Emory psychologists Walker and Lilienfeld receive top national honor
May 24, 2012
Emory psychologists Elaine Walker and Scott Lilienfeld have both received the 2013 James McKeen Cattell Fellow Award for lifetime achievement from the Association for Psychological Science. Only two or three Cattell Fellow Awards are given each year, and this is the first time they have come from the same university.
The highest honor granted by the APS, the Cattell recognizes selected members for a career of outstanding contributions to an area of applied psychological research that addresses a critical problem in society. The two honorees will be recognized during the annual APS convention in Chicago, May 24-27.
"Elaine Walker and Scott Lilienfeld represent the very best of modern clinical psychological science," said Alan Kraut, executive director of the APS. "It is through work like theirs – carefully conceived, painstakingly rigorous and experimentally precise – that serious mental illness will be addressed with findings that stand the test of time. Emory must be extremely proud of them," Kraut says.

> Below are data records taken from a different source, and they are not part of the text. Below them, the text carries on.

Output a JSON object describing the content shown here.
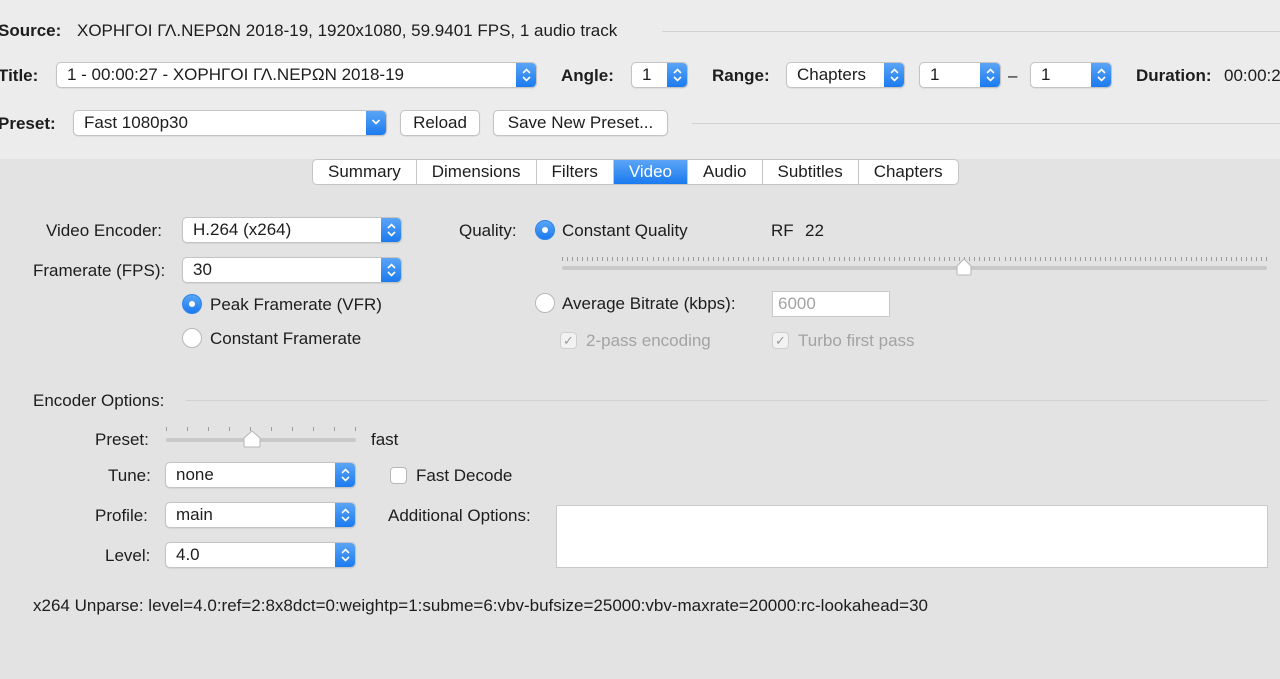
{
  "source": {
    "label": "Source:",
    "value": "ΧΟΡΗΓΟΙ ΓΛ.ΝΕΡΩΝ 2018-19, 1920x1080, 59.9401 FPS, 1 audio track"
  },
  "title_row": {
    "title_label": "Title:",
    "title_value": "1 - 00:00:27 - ΧΟΡΗΓΟΙ ΓΛ.ΝΕΡΩΝ 2018-19",
    "angle_label": "Angle:",
    "angle_value": "1",
    "range_label": "Range:",
    "range_type": "Chapters",
    "range_start": "1",
    "range_sep": "–",
    "range_end": "1",
    "duration_label": "Duration:",
    "duration_value": "00:00:2"
  },
  "preset_row": {
    "label": "Preset:",
    "value": "Fast 1080p30",
    "reload": "Reload",
    "save_new": "Save New Preset..."
  },
  "tabs": [
    {
      "label": "Summary"
    },
    {
      "label": "Dimensions"
    },
    {
      "label": "Filters"
    },
    {
      "label": "Video",
      "active": true
    },
    {
      "label": "Audio"
    },
    {
      "label": "Subtitles"
    },
    {
      "label": "Chapters"
    }
  ],
  "video": {
    "encoder_label": "Video Encoder:",
    "encoder_value": "H.264 (x264)",
    "framerate_label": "Framerate (FPS):",
    "framerate_value": "30",
    "peak_label": "Peak Framerate (VFR)",
    "constant_label": "Constant Framerate",
    "quality_label": "Quality:",
    "cq_label": "Constant Quality",
    "rf_label": "RF",
    "rf_value": "22",
    "rf_slider_fraction": 0.57,
    "abr_label": "Average Bitrate (kbps):",
    "abr_value": "6000",
    "two_pass_label": "2-pass encoding",
    "turbo_label": "Turbo first pass"
  },
  "encoder_options": {
    "section_label": "Encoder Options:",
    "preset_label": "Preset:",
    "preset_value": "fast",
    "preset_slider_fraction": 0.45,
    "tune_label": "Tune:",
    "tune_value": "none",
    "fast_decode_label": "Fast Decode",
    "profile_label": "Profile:",
    "profile_value": "main",
    "additional_label": "Additional Options:",
    "additional_value": "",
    "level_label": "Level:",
    "level_value": "4.0"
  },
  "unparse": "x264 Unparse: level=4.0:ref=2:8x8dct=0:weightp=1:subme=6:vbv-bufsize=25000:vbv-maxrate=20000:rc-lookahead=30",
  "colors": {
    "accent": "#1b7bef",
    "window_bg": "#ececec",
    "panel_bg": "#e3e3e3"
  }
}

"I'm particularly grateful to receive this award from the Association for Psychological Science because the organization's members include some of the most distinguished scientists in the country," says Walker, Samuel Candler Dobbs Professor of Psychology and Neuroscience.
Walker studies risk factors for major mental illness and is a leading expert in schizophrenia and related disorders. Her research, funded by the National Institute of Mental Health, is focused on child and adolescent development and the brain changes that are associated with adolescence. She has published more than 200 scientific articles and six books dealing with mental health and neuroscience. She is currently editor of the journal "Psychological Science in the Public Interest."
"I'm humbled and honored to receive such a prestigious award from an organization that I greatly respect and value," says Lilienfeld, professor of psychology.
Lilienfeld's principal areas of research are personality disorders, psychiatric classification and diagnosis, evidence-based practices in psychology, and the challenges posed by pseudoscience to clinical psychology. Lilienfeld has co-authored eight books, including "50 Great Myths of Popular Psychology: Shattering Widespread Misconceptions about Human Behavior." In addition to publishing in scientific journals, he writes for Scientific American and Scientific American Mind.
Both Walker and Lilienfeld are part of the clinical psychology program at Emory.
"That two of our colleagues have received this recognition in a single year is quite remarkable, and certainly showcases our faculty," says Robyn Fivush, Samuel Candler Dobbs Professor of Psychology and chair of the Department of Psychology. "Elaine and Scott are both outstanding scientists and outstanding colleagues, and well-deserving of the honor."